Millions of pounds of dairy products have been produced in recent years, and this has led to some interesting and sometimes conflicting stories about the science behind them.
Here’s a look at the most interesting and controversial, from a scientific perspective.
A study in the Journal of Dairy Science looked at the role of lactose in the development of milk and concluded that the dairy industry needs to reconsider its approach to lactose-free milk products.
This was a significant finding, because there is an emerging consensus that milk is a very important source of protein for people who have a nutritional requirement.
Researchers from the University of Wisconsin-Madison and University of Michigan studied milk from cows from both sides of the Atlantic.
They fed the cows a variety of different milks that contained different amounts of lactase, or the enzyme that breaks down lactose into its soluble form, lactase-free, and then studied how milk from those cows was affected by the addition of milk from different types of cows.
They found that lactose added to the milk caused the lactose to oxidize and turn to carbon dioxide.
This led the researchers to conclude that milk from dairy cows with high amounts of the enzyme were more likely to produce carbon dioxide, but milk from lower amounts of this enzyme were less likely to.
This led them to hypothesize that higher levels of the lactase enzyme would be associated with a higher carbon dioxide production.
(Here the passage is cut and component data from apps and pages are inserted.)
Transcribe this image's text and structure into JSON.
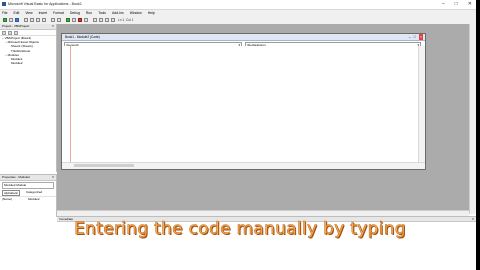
{
  "window": {
    "title": "Microsoft Visual Basic for Applications - Book1",
    "controls": [
      "–",
      "□",
      "✕"
    ]
  },
  "menu": [
    "File",
    "Edit",
    "View",
    "Insert",
    "Format",
    "Debug",
    "Run",
    "Tools",
    "Add-Ins",
    "Window",
    "Help"
  ],
  "toolbar": {
    "position": "Ln 1, Col 1"
  },
  "project_pane": {
    "title": "Project - VBAProject",
    "tree": [
      "− VBAProject (Book1)",
      "− Microsoft Excel Objects",
      "Sheet1 (Sheet1)",
      "ThisWorkbook",
      "− Modules",
      "Module1",
      "Module2"
    ]
  },
  "props_pane": {
    "title": "Properties - Module2",
    "object": "Module2 Module",
    "tabs": [
      "Alphabetic",
      "Categorized"
    ],
    "rows": [
      [
        "(Name)",
        "Module2"
      ]
    ]
  },
  "code_window": {
    "title": "Book1 - Module2 (Code)",
    "object_combo": "(General)",
    "proc_combo": "(Declarations)"
  },
  "immediate": {
    "title": "Immediate"
  },
  "caption": "Entering the code manually by typing",
  "colors": {
    "caption_fill": "#f6b45a",
    "caption_outline": "#c46a1d",
    "mdi_background": "#ababab"
  }
}
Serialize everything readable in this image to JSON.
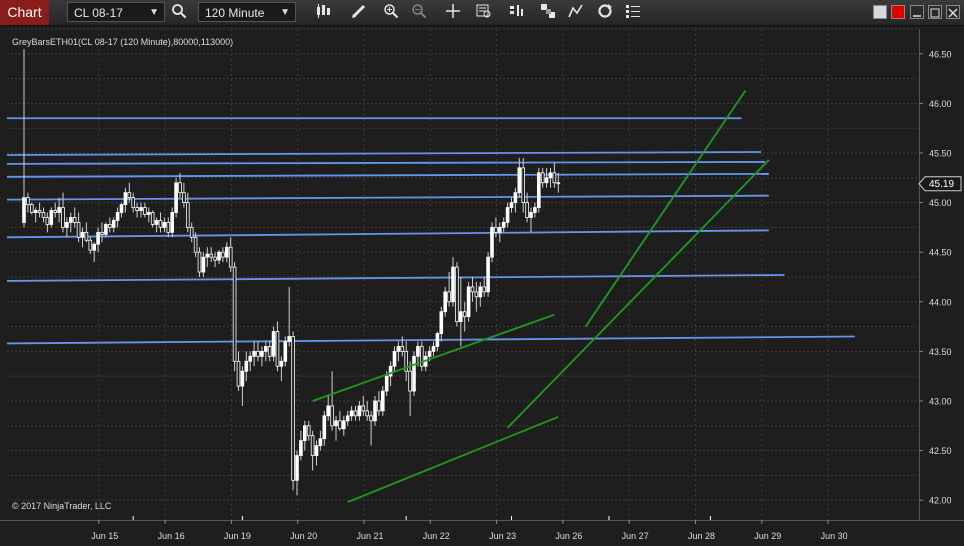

While the researchers weren’t able to prove that the higher levels were directly associated with higher carbon production, they did find that there was a correlation between lactase production and a cow’s milk production.
In other words, if a cow was producing higher amounts of carbon dioxide than its lactase was producing, it was more likely than not to produce less milk.
The study did find, however, that the amount of lactone produced in the milk varied significantly depending on the type of cow and the type and amount of milk.
So, to put this into perspective, a dairy cow that was producing very little lactose could have higher amounts (about 0.5% of the total) of lactones than a cow that produced more lactose than it was producing.
While this isn’t necessarily the cause of a higher production of carbon, it does suggest that more milk might be required to produce the same amount of carbon.
If a higher lactose level leads to a higher amount of CO2, then this might be why milk with high levels of lactosis can be more expensive than milk with less lactose.
This study also suggests that lactase is a key factor in the production of nitrates, which can be used as a natural fertilizer in soils.
Lactase also plays a role in the breakdown of certain amino acids, which in turn affects how bacteria grow.
This research could lead to new ways to treat soils that are very acidic.
The researchers then compared the carbonation in the different types and amounts of milk they fed to cows that were fed less lactase.
They were able to determine that the cows that received more lactase produced carbon dioxide at higher levels than cows that had lower levels of this protein.
But, this was not the case for cows that didn’t receive any of these nutrients.
The results of this study also showed that cows that ate less lacto-dextrose or nitrates (both of which are made by bacteria) had a higher proportion of carbonation compared to cows with higher lacto.
It was not immediately clear how this could explain why cows that eat less lactate have a higher tendency to produce more carbon dioxide (which would mean they should consume more lactosyl-Lactoethanol, a plant-based protein), but it is a possibility.
So what do the scientists make of this?
They say they were surprised by the correlation between the level of lacto and the amount produced.
This means that the researchers aren’t completely sure how much lacto is responsible for carbonation and nitrates are just a side effect of lactosate.
They also don’t know whether the higher carbon levels that they found in lactose affected the overall amount of nitrogen in the water.
That’s a question for further research.